While there, he sat down with the Daily Inter Lake to talk about the new federal tax plan, proposed fee hikes to Glacier National Park and Gov. Steve Bullock’s recent order to restore net neutrality regulations to internet service providers with state contracts.
Gianforte said he was proud of the tax plan, saying Montanans know how to spend their money better than the federal government.
He said that ideal was his anchor when deciding how to vote.
The congressman dismissed concerns that the doubling of the standard deduction could have an adverse impact on local charitable organizations and nonprofits.

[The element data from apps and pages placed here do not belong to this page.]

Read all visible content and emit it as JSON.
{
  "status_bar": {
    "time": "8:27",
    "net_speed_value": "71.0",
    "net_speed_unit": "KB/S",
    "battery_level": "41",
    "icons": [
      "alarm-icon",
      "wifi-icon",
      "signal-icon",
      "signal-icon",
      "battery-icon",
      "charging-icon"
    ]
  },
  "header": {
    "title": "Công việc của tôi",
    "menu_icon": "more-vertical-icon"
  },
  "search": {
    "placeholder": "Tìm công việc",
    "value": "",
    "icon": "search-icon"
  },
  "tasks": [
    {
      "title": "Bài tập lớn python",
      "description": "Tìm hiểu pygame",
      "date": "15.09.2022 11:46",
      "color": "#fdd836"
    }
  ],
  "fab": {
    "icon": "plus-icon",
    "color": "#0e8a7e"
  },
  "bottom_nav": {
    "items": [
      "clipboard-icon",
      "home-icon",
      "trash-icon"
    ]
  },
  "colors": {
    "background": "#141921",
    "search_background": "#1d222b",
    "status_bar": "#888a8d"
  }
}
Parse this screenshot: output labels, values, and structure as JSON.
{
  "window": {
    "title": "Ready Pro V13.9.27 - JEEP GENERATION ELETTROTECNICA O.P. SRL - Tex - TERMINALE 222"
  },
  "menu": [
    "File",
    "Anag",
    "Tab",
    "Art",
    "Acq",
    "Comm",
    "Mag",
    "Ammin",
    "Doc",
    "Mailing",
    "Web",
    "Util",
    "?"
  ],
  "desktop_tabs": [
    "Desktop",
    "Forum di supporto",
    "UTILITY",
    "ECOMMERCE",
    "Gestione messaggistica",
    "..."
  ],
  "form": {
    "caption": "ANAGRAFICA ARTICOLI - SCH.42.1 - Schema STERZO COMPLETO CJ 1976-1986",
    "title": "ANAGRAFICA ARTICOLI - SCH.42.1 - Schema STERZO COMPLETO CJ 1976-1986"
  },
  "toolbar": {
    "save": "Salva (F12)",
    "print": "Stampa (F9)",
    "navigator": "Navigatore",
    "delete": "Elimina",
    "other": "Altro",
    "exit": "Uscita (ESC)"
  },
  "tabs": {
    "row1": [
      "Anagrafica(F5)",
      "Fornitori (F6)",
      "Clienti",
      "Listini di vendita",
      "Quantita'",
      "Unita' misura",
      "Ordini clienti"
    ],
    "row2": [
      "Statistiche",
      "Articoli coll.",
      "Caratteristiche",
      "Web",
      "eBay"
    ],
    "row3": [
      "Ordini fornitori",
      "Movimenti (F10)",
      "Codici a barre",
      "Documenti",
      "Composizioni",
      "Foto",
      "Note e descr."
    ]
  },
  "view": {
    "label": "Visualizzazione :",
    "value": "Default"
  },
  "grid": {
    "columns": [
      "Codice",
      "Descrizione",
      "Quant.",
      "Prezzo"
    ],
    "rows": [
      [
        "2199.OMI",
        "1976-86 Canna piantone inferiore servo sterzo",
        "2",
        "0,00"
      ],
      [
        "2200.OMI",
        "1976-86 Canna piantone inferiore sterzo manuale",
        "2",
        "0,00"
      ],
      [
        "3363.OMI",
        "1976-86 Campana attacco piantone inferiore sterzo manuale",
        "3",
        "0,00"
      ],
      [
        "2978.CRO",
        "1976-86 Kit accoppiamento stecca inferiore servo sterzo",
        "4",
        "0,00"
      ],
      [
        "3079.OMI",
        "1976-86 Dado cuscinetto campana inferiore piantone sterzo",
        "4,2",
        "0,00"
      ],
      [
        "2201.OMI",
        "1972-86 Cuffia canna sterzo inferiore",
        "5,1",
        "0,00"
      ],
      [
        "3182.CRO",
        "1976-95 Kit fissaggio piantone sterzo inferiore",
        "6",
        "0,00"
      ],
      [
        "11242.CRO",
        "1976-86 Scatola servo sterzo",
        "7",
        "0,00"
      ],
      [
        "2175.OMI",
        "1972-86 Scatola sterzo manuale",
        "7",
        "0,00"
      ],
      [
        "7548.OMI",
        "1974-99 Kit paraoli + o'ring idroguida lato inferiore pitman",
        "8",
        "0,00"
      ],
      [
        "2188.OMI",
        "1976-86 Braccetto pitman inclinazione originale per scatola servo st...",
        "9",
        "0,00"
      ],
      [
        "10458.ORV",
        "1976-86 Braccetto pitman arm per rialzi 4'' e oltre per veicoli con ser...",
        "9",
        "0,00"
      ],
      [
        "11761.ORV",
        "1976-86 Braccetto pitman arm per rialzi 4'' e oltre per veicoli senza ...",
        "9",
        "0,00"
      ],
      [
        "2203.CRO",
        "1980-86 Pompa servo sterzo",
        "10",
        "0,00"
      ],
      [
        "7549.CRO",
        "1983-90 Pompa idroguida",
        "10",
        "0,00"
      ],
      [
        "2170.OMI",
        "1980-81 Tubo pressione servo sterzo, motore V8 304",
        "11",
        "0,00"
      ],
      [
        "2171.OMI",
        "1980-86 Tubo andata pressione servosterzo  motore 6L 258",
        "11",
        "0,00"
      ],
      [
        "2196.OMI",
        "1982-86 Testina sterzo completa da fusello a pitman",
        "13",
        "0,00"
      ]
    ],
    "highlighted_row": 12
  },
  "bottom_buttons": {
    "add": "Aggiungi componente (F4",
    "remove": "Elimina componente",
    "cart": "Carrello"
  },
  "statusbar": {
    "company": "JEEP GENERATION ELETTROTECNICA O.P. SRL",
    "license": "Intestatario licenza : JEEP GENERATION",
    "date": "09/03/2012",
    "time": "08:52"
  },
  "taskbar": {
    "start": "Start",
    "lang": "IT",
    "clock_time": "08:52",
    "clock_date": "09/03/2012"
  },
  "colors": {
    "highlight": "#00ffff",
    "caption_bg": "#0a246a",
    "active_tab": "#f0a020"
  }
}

The doubling of the standard deduction could lead to far fewer people itemizing tax deductions because they won’t eclipse the new, higher standard deduction, removing an incentive to give to charitable organizations.
“I think Montanans have big hearts and they will give,” Gianforte said. “The best thing we can do for nonprofits is have a strong economy.”
He also said concerns that the federal deficit could swell by over $1 trillion in the next 10 years as a result of the plan were overblown. He is optimistic the Gross Domestic Product growth rate would increase enough as a result of the plan that it would offset the costs.
If that didn’t happen, he didn’t say how the government would pay for it.
“As a business guy, I know that if we let people keep more of their hard-earned money and we make it easier for businesses to invest and expand we are going to see a bump in the economy.”
He said if he could change two things about the plan, he would make the tax cuts larger and permanent and said he was encouraging discussions in the House to establish the current cuts in perpetuity.
“Nothing floats more boats than a stronger economy with higher growth rates,” he said.
WHEN IT came to addressing a proposal from the Department of Interior to raise entrance fees at some of the nation’s most popular national parks, including Glacier, Gianforte demurred.
In November, Gianforte told the Hungry Horse News that he hadn’t yet determined whether he would support a fee increase.
Later that month, the Institute for Tourism and Recreation Research at the University of Montana came out with a study showing it was likely the fee increase, while increasing revenue for the National Park Service, could lead to millions of dollars in lost investment in gateway communities within 60 miles of park entrances. That vicinity of Glacier National Park encompasses much of the Flathead Valley, including Columbia Falls, Kalispell and Whitefish.
On Wednesday, Gianforte said he still hasn’t decided on a stance surrounding the proposal.
Interior Secretary Ryan Zinke previously occupied Gianforte’s congressional seat before he was tapped by President Donald Trump to serve in his Cabinet.
When asked about Gov. Bullock’s proposal to reinstate net neutrality rules at the state level for Internet service providers that have state contracts, Gianforte said states could do whatever they wanted but he thought investment in rural broadband was more robust before the 2015 net neutrality federal rules came online.
He said he supported more investment in rural broadband because it was “part of the path to a brighter future for a lot of people.”
AFTER THE interview, Gianforte took a tour with employees and executives of Applied Materials, a company with a story not unfamiliar to Gianforte.
Much of the work being done at the Kalispell facility was started by Semitool, a company that was started in the Flathead Valley in the late 1970s. In 2009, it was acquired by Santa Clara-based Applied Materials for $364 million. The company operates two facilities in the Kalispell area, but one in Libby has been shuttered.
Gianforte founded RightNow Technologies in Bozeman in 1997 before taking the company public in 2004 and selling it to international software giant Oracle Corporation in 2015 for $1.5 billion.
He said that after he was done in the Flathead he was on his way to Great Falls, then on to Bozeman, which he calls home, before returning to Washington D.C.
“Then I go back to the swamp,” he said.
Reporter Peregrine Frissell can be reached at (406) 758-4438 or firstname.lastname@example.org.